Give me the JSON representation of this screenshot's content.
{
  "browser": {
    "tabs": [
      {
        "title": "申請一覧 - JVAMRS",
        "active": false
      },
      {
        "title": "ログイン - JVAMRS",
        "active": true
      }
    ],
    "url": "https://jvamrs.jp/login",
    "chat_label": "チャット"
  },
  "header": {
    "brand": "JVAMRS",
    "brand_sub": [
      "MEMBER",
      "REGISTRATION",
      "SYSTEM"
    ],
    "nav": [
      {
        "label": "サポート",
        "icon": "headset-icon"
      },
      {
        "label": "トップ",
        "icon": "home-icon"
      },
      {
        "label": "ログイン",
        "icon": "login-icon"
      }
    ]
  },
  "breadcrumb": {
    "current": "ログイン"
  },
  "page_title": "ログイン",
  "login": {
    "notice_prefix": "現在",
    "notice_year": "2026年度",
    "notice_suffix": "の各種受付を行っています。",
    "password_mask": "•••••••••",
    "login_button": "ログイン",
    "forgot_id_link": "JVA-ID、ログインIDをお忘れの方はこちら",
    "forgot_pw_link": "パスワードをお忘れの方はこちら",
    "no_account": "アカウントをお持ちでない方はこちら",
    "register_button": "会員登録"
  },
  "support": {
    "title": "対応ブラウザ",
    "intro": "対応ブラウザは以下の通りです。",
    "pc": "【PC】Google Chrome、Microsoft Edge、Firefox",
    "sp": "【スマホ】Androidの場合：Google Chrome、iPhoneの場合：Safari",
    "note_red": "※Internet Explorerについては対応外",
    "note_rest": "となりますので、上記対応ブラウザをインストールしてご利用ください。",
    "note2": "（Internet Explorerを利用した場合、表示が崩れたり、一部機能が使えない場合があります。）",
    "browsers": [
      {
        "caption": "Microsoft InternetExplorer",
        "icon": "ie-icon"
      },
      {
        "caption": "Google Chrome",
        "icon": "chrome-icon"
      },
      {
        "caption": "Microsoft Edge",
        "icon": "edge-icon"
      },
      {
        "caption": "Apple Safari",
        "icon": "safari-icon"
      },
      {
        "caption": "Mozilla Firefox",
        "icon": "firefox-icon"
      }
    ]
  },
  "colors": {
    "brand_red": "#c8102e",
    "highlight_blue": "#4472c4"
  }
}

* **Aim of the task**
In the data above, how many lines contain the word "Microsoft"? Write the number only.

* **Solution below**
3